1. The connection of relational-“shepherding” in pastoral ministry, Part 1. A lot of people disagree with my “attack” on the image, or pastoral model of “shepherd.” I still contend it has serious limitations as a model in our world today. But one person suggested an important insight: “but deep relationships are formed when people allow us into those deep moments in where they need spiritual care…which happens as pastor.”
I realize that I’m implying I’m putting things like pastoral care and relationship-forming at the altar of being missional leader. However, all those “pastoral” roles that we serve in and the things that pastors “typically” do – I’m still doing them. I make visits to the hospital, to shut-ins. I take time to visit with folks and getting to know their stories. And while my face time is certainly limited, I would contend that deep relationships are forming.

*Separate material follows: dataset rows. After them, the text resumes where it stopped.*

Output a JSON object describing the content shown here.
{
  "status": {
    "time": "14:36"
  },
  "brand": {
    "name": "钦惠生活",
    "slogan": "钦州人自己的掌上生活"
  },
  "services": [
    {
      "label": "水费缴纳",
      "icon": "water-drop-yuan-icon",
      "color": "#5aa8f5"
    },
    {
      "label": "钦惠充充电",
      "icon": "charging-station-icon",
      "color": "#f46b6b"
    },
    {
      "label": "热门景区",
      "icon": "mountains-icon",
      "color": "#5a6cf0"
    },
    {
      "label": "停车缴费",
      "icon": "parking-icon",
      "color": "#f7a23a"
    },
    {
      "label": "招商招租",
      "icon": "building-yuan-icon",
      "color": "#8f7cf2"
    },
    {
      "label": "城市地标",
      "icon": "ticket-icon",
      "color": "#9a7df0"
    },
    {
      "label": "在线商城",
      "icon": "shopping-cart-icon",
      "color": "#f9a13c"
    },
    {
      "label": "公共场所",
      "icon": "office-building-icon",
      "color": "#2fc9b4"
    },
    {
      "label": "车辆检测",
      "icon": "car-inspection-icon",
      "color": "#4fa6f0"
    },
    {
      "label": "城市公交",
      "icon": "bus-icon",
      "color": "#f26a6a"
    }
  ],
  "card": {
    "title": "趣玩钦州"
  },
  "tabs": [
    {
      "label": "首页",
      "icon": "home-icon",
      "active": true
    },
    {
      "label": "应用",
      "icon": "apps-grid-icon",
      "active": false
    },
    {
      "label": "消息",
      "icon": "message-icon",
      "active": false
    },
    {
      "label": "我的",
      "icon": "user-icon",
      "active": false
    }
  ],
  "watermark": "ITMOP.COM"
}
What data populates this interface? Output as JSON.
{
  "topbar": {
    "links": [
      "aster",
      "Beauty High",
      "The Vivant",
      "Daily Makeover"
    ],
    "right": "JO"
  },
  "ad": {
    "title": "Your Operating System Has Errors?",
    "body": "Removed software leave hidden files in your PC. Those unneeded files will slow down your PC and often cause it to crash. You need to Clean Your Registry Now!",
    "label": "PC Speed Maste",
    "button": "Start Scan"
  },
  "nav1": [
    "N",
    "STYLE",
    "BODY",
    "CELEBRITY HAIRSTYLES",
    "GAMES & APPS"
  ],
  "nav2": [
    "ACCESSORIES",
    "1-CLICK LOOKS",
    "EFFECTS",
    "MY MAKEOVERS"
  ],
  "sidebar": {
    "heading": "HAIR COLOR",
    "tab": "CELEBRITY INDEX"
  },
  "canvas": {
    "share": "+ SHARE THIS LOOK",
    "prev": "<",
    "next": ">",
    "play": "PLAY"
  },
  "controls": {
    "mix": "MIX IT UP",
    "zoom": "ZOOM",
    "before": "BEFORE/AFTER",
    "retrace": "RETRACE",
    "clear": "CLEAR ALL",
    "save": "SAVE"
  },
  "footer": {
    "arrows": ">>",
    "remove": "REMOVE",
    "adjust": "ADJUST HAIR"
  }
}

But for me, my role as multi-vocational pastor “sharpens” the relationships. I’m not their always-available friend who will come by for a chat unannounced, and I’m not the “religious/spiritual EMT.” It sharpens the relationship, I believe, because it’s something we both mutually have to enter into and be intentional about. I’m certainly there for them when they need their pastor. My point is, however, that they can also be there for each other just as I am – they can visit in times of need, they can pray with each other, they can wrestle with tough questions….they can even share the sacrament with each other (within the guidelines of the bishop, of course!).
2. The connection of relational-“shepherding” in pastoral ministry, Part 2. Back to the “shepherd” model. I get that it’s a biblical model. I get that a lot of pastors identify with it. I just simply don’t find it helpful. Here’s my more cynical view.
The image of “Shepherd” to me implies expectation – the congregation always will have an expectation that your primary responsibility is tending to them and to the church. But what if the “sheep” were empowered to tend to each other and to the church? How might that foster a different (and I think, better) sense of church as community?
This is my #1 point out of this: there is no one “right” model of pastor. The context will provide the model needed in each case. However, this requires critical assessment of existing models and openness to new ones in our discernment. This reflective process can never be “optional” for anyone serving as a pastor or leader in the church.
3. Pastor as authentic self is important. As mentioned above, not every model applies across a context, and the same is true across people as well. That’s what makes pastoral ministry great – different people bringing their different gifts to serve God in many ways.
I’ve learned (and just about every disagreement I’ve had about pastoral ministry and identity) that most people are not comfortable with confrontation. I prefer direct honesty, and I have experienced both growing pains and wonderful growth with that these past 6 months. I guess this is who I am, and I don’t think I can suppress it because then I wouldn’t be authentic in my relationships with my congregations. They wouldn’t be getting an authentic pastor – and I think that’s important.
But the relationship part is important. There are two things I’ve learned – probably not just these past 6 months, but my whole life – about being a confrontational person as a leader.
One: choose your battles. Enough said on that one.
Two: I’ll tell them the truth. I’ll challenge them. But I’ll tell them why even more, and every chance I get. I tell both churches over and over the potential I see in them. I tell them I think God has a future for them – although it may not be what they expect. I affirm to them the ways I’ve seen them love each other and others, and how they’ve loved me. I’ll tell them their witness is even more vital than ever before, especially in a religious landscape that is predominantly evangelical. I’ll affirm and celebrate their gifts…..and push them even further to use them, because God could do some wonderful thing through them, and how awesome would that feel?
I’m critical, I’m honest because I care.
As I review what ‘ve just written this past week, I realize that much of what I’ve said isn’t unique to bi/multi-vocational ministry. It really permeates what everyone is doing in ministry. However, I just think, given the unique demands and balance of vocational spheres for this pastor, these things are amplified somehow. And I think, that in 6 short months, it’s amazing what we’ve been able to learn from each other and what we’ve been able to do to be healthy, Christ-centered communities of faith.
In fact, I’d invite ya to come visit sometime and check us out!